He says it’s important for novices to take instructions seriously and to be trained by a professional before hitting the water and potentially hurting someone else or themselves.
“It’s a dangerous sport,” he says. “It can do damage. It’s put me in the hospital with a broken back, broken leg, paralyzed arm, and it’s opened up my head. There’s just so much power; you have to be careful. You can’t just buy a kite off eBay and rig it up yourself. I mean, you can learn with a smaller kite that won’t pull you, but when you’re talking about an 8- to 10-meter kite, that’s where accidents happen.”

He adds that Kitty Hawk Kites has insurance that covers potential accidents, which is an important question to ask of any instructor.

“It’s always good to buy your kite from one of the pro shops – at least your first kite,” he says. Use the shops, ’cause that’s what they are there for. There’s a lot of crap on the Internet, and you have to know what you’re getting.”

On those rare occasions when there is no wind, Maramenides runs the same local power-washing company he started when he and his wife first moved to the Outer Banks.
Mostly though, Maramenides is just trying to keep riding the wind, as he has been doing for the last three decades.

“Right now,” he says, “I’m just trying to do what I love and make a living at that.”
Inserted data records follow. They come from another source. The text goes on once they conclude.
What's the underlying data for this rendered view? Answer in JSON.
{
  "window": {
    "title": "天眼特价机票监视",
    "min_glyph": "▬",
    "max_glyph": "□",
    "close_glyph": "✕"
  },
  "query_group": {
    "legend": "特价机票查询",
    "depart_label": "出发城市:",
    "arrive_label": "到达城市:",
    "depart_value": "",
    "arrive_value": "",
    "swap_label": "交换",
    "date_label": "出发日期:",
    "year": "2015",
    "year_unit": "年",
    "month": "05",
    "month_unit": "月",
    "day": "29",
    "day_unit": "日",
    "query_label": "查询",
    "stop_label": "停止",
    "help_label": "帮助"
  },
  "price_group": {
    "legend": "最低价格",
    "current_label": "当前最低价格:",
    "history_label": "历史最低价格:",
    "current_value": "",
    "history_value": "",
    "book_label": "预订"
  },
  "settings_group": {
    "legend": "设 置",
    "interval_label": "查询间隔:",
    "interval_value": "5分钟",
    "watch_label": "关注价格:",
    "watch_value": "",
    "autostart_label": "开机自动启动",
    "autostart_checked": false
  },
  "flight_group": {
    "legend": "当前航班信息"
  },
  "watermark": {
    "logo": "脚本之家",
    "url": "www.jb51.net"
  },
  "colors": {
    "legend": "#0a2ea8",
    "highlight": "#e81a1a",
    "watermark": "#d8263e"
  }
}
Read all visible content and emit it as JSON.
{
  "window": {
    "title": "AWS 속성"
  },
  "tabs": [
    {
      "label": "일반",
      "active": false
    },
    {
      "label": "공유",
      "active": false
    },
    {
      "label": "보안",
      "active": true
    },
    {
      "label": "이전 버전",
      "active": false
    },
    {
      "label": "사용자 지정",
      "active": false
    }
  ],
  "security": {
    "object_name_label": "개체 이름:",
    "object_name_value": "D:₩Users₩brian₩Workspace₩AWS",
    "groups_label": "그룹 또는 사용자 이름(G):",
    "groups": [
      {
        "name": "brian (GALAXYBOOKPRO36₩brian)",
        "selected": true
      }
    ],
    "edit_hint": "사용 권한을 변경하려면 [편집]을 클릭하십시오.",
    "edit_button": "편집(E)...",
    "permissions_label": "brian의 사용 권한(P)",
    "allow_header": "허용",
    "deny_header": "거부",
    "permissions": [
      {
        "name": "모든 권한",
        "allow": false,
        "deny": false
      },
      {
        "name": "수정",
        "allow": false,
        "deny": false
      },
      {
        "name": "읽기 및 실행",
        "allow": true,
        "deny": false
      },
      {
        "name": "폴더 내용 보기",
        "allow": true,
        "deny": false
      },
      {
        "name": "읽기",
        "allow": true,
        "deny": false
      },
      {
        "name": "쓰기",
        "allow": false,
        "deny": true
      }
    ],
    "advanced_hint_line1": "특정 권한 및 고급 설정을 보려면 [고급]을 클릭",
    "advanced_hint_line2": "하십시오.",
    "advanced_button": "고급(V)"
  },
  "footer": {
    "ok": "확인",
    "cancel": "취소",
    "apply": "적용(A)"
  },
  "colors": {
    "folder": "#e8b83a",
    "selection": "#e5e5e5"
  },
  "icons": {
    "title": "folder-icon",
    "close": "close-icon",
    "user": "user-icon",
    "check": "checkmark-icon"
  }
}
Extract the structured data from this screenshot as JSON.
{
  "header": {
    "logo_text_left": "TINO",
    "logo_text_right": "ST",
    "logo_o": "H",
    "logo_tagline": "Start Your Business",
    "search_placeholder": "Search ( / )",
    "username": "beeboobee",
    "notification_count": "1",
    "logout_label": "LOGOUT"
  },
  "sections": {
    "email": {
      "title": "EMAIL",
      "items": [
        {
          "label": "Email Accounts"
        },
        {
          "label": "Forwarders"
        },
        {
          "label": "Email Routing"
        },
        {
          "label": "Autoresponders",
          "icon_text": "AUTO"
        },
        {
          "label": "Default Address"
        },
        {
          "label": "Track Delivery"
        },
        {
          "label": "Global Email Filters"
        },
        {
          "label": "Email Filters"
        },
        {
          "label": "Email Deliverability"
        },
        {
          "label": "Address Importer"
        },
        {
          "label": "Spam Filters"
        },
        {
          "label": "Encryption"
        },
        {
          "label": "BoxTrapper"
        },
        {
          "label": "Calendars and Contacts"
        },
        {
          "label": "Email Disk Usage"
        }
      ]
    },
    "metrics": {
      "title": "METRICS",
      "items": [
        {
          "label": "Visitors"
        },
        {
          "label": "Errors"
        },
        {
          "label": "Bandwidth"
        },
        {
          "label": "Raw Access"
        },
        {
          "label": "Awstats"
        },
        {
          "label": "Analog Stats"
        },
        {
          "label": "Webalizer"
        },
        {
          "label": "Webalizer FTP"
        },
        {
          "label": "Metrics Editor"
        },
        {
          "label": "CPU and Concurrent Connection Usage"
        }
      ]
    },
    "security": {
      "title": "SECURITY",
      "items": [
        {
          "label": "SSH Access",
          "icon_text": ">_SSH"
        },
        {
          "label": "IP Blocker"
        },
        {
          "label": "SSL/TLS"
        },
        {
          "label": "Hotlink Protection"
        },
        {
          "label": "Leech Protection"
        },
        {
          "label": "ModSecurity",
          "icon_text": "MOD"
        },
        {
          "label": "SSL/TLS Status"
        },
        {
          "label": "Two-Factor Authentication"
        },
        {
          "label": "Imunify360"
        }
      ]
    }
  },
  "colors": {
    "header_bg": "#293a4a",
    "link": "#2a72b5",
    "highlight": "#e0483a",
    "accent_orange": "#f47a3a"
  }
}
Company Info  |  Advertising  |  Contact  |  Site Map  |  Search  |  Privacy  |  Home
© 2005 Outer Banks Press, a division of OBBC, Inc. The Edge Outer Banks masthead is a copyrighted trademark.
Rights to artwork featured in The Edge & the Store belong solely to the artists.